Data about app and page elements
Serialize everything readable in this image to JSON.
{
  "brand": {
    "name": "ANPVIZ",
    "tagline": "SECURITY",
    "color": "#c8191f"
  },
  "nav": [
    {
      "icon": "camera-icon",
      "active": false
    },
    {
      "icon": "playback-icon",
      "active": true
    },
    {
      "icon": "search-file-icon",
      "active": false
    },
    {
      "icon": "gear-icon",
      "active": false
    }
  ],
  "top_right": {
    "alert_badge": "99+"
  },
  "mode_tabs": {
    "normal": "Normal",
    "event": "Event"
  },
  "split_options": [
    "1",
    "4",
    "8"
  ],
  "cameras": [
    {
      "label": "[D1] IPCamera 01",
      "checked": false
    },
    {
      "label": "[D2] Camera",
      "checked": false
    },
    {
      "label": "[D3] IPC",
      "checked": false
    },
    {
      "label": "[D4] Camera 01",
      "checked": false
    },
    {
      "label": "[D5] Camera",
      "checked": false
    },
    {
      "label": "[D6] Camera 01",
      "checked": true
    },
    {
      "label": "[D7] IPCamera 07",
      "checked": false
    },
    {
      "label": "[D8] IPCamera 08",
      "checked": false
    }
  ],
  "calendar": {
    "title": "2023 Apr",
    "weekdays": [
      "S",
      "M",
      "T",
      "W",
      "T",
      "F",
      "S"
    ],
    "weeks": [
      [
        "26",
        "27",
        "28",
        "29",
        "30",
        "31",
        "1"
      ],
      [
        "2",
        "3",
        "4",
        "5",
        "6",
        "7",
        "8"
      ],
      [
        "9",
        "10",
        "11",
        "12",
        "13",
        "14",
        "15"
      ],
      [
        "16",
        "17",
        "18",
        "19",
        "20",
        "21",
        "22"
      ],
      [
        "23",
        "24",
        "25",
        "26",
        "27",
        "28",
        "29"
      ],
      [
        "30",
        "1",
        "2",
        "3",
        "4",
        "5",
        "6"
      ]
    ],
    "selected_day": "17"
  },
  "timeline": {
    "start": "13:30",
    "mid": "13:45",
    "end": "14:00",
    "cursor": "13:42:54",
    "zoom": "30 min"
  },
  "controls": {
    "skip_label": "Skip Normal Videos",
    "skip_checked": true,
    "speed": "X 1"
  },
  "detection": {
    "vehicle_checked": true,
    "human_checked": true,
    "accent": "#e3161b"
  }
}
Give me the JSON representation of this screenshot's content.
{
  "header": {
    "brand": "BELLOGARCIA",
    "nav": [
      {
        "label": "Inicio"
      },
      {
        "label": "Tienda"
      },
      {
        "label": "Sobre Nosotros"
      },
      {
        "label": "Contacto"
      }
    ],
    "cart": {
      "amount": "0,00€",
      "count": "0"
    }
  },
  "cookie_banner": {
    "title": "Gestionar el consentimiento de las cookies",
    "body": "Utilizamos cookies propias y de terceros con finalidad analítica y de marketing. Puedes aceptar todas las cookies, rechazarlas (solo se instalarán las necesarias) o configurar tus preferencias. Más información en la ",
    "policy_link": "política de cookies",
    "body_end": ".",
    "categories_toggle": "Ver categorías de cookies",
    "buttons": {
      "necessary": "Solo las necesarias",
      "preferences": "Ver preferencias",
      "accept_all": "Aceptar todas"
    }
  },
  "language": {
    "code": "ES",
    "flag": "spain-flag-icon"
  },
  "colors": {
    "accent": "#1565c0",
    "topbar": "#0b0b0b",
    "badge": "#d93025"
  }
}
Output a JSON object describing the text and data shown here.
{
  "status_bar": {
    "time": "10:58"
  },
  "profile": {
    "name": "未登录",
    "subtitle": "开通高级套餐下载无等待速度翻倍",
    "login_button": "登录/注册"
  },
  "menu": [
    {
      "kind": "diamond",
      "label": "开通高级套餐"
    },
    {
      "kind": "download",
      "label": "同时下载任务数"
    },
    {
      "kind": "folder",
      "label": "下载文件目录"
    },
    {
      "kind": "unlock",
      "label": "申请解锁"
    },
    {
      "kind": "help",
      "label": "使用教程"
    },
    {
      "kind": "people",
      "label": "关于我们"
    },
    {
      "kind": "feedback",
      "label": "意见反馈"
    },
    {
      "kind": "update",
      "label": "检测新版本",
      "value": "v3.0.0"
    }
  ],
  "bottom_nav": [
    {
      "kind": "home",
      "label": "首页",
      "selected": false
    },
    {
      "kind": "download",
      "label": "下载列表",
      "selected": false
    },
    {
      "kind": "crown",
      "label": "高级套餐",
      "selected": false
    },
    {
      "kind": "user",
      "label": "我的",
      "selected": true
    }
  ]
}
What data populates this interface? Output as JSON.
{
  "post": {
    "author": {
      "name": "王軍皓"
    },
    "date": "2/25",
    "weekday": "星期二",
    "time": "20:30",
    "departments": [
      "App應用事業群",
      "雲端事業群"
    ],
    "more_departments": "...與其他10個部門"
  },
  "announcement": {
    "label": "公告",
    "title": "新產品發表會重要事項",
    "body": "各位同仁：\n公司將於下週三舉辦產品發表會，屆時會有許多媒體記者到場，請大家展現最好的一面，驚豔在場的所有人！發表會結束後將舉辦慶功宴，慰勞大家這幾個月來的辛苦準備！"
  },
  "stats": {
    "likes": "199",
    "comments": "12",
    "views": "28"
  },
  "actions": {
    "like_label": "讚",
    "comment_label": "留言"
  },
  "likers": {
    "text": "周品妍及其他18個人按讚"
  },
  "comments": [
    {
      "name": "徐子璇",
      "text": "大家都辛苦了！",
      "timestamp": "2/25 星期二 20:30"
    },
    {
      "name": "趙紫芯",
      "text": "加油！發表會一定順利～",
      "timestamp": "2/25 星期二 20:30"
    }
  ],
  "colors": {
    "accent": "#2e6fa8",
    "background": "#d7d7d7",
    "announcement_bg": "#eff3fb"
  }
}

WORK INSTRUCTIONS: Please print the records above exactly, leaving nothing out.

RESULT OF THE TASK:
Serialize everything readable in this image to JSON.
{
  "brand": {
    "name": "ANPVIZ",
    "tagline": "SECURITY",
    "color": "#c8191f"
  },
  "nav": [
    {
      "icon": "camera-icon",
      "active": false
    },
    {
      "icon": "playback-icon",
      "active": true
    },
    {
      "icon": "search-file-icon",
      "active": false
    },
    {
      "icon": "gear-icon",
      "active": false
    }
  ],
  "top_right": {
    "alert_badge": "99+"
  },
  "mode_tabs": {
    "normal": "Normal",
    "event": "Event"
  },
  "split_options": [
    "1",
    "4",
    "8"
  ],
  "cameras": [
    {
      "label": "[D1] IPCamera 01",
      "checked": false
    },
    {
      "label": "[D2] Camera",
      "checked": false
    },
    {
      "label": "[D3] IPC",
      "checked": false
    },
    {
      "label": "[D4] Camera 01",
      "checked": false
    },
    {
      "label": "[D5] Camera",
      "checked": false
    },
    {
      "label": "[D6] Camera 01",
      "checked": true
    },
    {
      "label": "[D7] IPCamera 07",
      "checked": false
    },
    {
      "label": "[D8] IPCamera 08",
      "checked": false
    }
  ],
  "calendar": {
    "title": "2023 Apr",
    "weekdays": [
      "S",
      "M",
      "T",
      "W",
      "T",
      "F",
      "S"
    ],
    "weeks": [
      [
        "26",
        "27",
        "28",
        "29",
        "30",
        "31",
        "1"
      ],
      [
        "2",
        "3",
        "4",
        "5",
        "6",
        "7",
        "8"
      ],
      [
        "9",
        "10",
        "11",
        "12",
        "13",
        "14",
        "15"
      ],
      [
        "16",
        "17",
        "18",
        "19",
        "20",
        "21",
        "22"
      ],
      [
        "23",
        "24",
        "25",
        "26",
        "27",
        "28",
        "29"
      ],
      [
        "30",
        "1",
        "2",
        "3",
        "4",
        "5",
        "6"
      ]
    ],
    "selected_day": "17"
  },
  "timeline": {
    "start": "13:30",
    "mid": "13:45",
    "end": "14:00",
    "cursor": "13:42:54",
    "zoom": "30 min"
  },
  "controls": {
    "skip_label": "Skip Normal Videos",
    "skip_checked": true,
    "speed": "X 1"
  },
  "detection": {
    "vehicle_checked": true,
    "human_checked": true,
    "accent": "#e3161b"
  }
}
Give me the JSON representation of this screenshot's content.
{
  "header": {
    "brand": "BELLOGARCIA",
    "nav": [
      {
        "label": "Inicio"
      },
      {
        "label": "Tienda"
      },
      {
        "label": "Sobre Nosotros"
      },
      {
        "label": "Contacto"
      }
    ],
    "cart": {
      "amount": "0,00€",
      "count": "0"
    }
  },
  "cookie_banner": {
    "title": "Gestionar el consentimiento de las cookies",
    "body": "Utilizamos cookies propias y de terceros con finalidad analítica y de marketing. Puedes aceptar todas las cookies, rechazarlas (solo se instalarán las necesarias) o configurar tus preferencias. Más información en la ",
    "policy_link": "política de cookies",
    "body_end": ".",
    "categories_toggle": "Ver categorías de cookies",
    "buttons": {
      "necessary": "Solo las necesarias",
      "preferences": "Ver preferencias",
      "accept_all": "Aceptar todas"
    }
  },
  "language": {
    "code": "ES",
    "flag": "spain-flag-icon"
  },
  "colors": {
    "accent": "#1565c0",
    "topbar": "#0b0b0b",
    "badge": "#d93025"
  }
}
Output a JSON object describing the text and data shown here.
{
  "status_bar": {
    "time": "10:58"
  },
  "profile": {
    "name": "未登录",
    "subtitle": "开通高级套餐下载无等待速度翻倍",
    "login_button": "登录/注册"
  },
  "menu": [
    {
      "kind": "diamond",
      "label": "开通高级套餐"
    },
    {
      "kind": "download",
      "label": "同时下载任务数"
    },
    {
      "kind": "folder",
      "label": "下载文件目录"
    },
    {
      "kind": "unlock",
      "label": "申请解锁"
    },
    {
      "kind": "help",
      "label": "使用教程"
    },
    {
      "kind": "people",
      "label": "关于我们"
    },
    {
      "kind": "feedback",
      "label": "意见反馈"
    },
    {
      "kind": "update",
      "label": "检测新版本",
      "value": "v3.0.0"
    }
  ],
  "bottom_nav": [
    {
      "kind": "home",
      "label": "首页",
      "selected": false
    },
    {
      "kind": "download",
      "label": "下载列表",
      "selected": false
    },
    {
      "kind": "crown",
      "label": "高级套餐",
      "selected": false
    },
    {
      "kind": "user",
      "label": "我的",
      "selected": true
    }
  ]
}
What data populates this interface? Output as JSON.
{
  "post": {
    "author": {
      "name": "王軍皓"
    },
    "date": "2/25",
    "weekday": "星期二",
    "time": "20:30",
    "departments": [
      "App應用事業群",
      "雲端事業群"
    ],
    "more_departments": "...與其他10個部門"
  },
  "announcement": {
    "label": "公告",
    "title": "新產品發表會重要事項",
    "body": "各位同仁：\n公司將於下週三舉辦產品發表會，屆時會有許多媒體記者到場，請大家展現最好的一面，驚豔在場的所有人！發表會結束後將舉辦慶功宴，慰勞大家這幾個月來的辛苦準備！"
  },
  "stats": {
    "likes": "199",
    "comments": "12",
    "views": "28"
  },
  "actions": {
    "like_label": "讚",
    "comment_label": "留言"
  },
  "likers": {
    "text": "周品妍及其他18個人按讚"
  },
  "comments": [
    {
      "name": "徐子璇",
      "text": "大家都辛苦了！",
      "timestamp": "2/25 星期二 20:30"
    },
    {
      "name": "趙紫芯",
      "text": "加油！發表會一定順利～",
      "timestamp": "2/25 星期二 20:30"
    }
  ],
  "colors": {
    "accent": "#2e6fa8",
    "background": "#d7d7d7",
    "announcement_bg": "#eff3fb"
  }
}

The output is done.